WHAT THE EXERCISE ASKS:
Give the records back exactly as written, but without the images.

****************

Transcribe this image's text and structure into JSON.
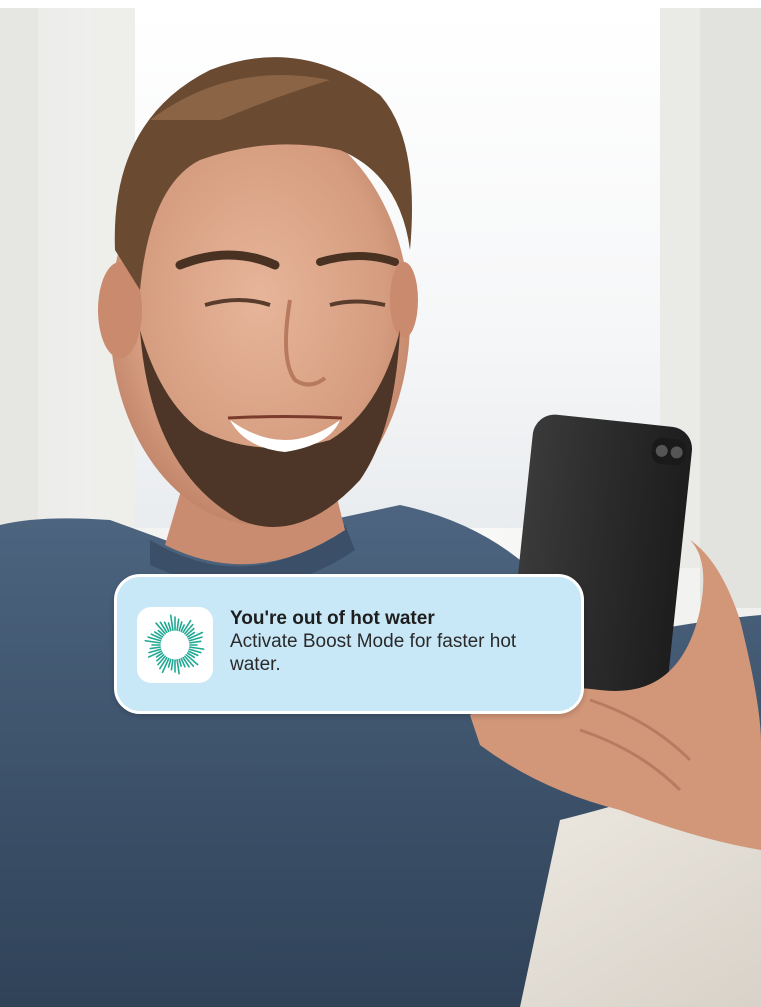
{
  "notification": {
    "title": "You're out of hot water",
    "body": "Activate Boost Mode for faster hot water.",
    "app_icon": "sunburst-icon",
    "accent_color": "#1fa892",
    "background_color": "#c8e8f7"
  },
  "photo": {
    "subject": "smiling-man-holding-phone-image"
  }
}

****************

OUTPUT FOR THIS EXERCISE:
Transcribe this image's text and structure into JSON.
{
  "notification": {
    "title": "You're out of hot water",
    "body": "Activate Boost Mode for faster hot water.",
    "app_icon": "sunburst-icon",
    "accent_color": "#1fa892",
    "background_color": "#c8e8f7"
  },
  "photo": {
    "subject": "smiling-man-holding-phone-image"
  }
}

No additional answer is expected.